The Corn Hall unlocks with an evening celebrating local talentPosted on 25th March 2021
As the Corn Hall tentatively awakens from its lockdown slumber it is only fitting that it should make use of this opening night (albeit online) to showcase local talent. Mentored by the Corn Hall’s ActNow! programme, nine young people have produced twelve short films under the most challenging of lockdown conditions, and they are being shown publicly for the first time on Wednesday 31st March.
Inevitably, some of the filmmakers have chosen to confront the pandemic head on. Matt Kirkum’s elegiac circumspection contrasts starkly with Lucy Bernard’s spell-binding collage of found audio. Amy Adshead focuses on hope as much as frustration, highlighting the shared wonder of seeing a world quietened. Each of them have demonstrated accomplished editing skills, creating distinctive variations on a common theme.
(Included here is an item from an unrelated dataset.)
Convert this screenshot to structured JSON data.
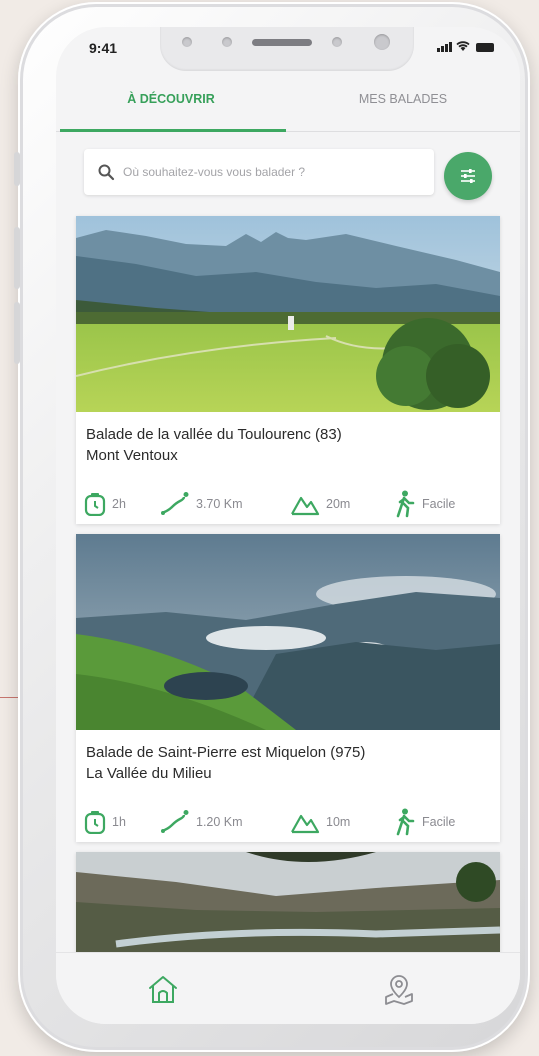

Other filmmakers seem to have been informed by the pandemic, albeit obliquely. Eloise Whittaker’s Ivy examines a frail personality with startling candour, and while mental health is a perennial concern, the current pressures on the young make it particularly prescient. So too is Mea Eagle’s condemnation of the pressures of social media, the prism through which we see the world at the moment.
It’s not all gloom and introspection, however. Rebecca Mace’s audacious monologue wittily exposes teenage angst and will inevitably divide audience sympathies. There is outright comedy in a character study from Shannon Pilsworth that is reminiscent of Victoria Wood. And there is straightforward intrigue in Eloise Trett’s engaging Connection.
Top and tailing the evening is work from the prodigious Hugh Darrah, who provides a punchy start and rounds things off with a joyous celebration of puffins that is worth the price of admission alone. Darrah also takes us bike riding and for a walk along the coast, providing a welcome sorbet to the challenging material his films rub shoulders with.
After the screening, there will be a chance to chat to all the film makers, when their virtual audience will be able to ask technical questions about filming under lockdown, what plans they have for the future, or to simply congratulate them on a job well done in such trying circumstances.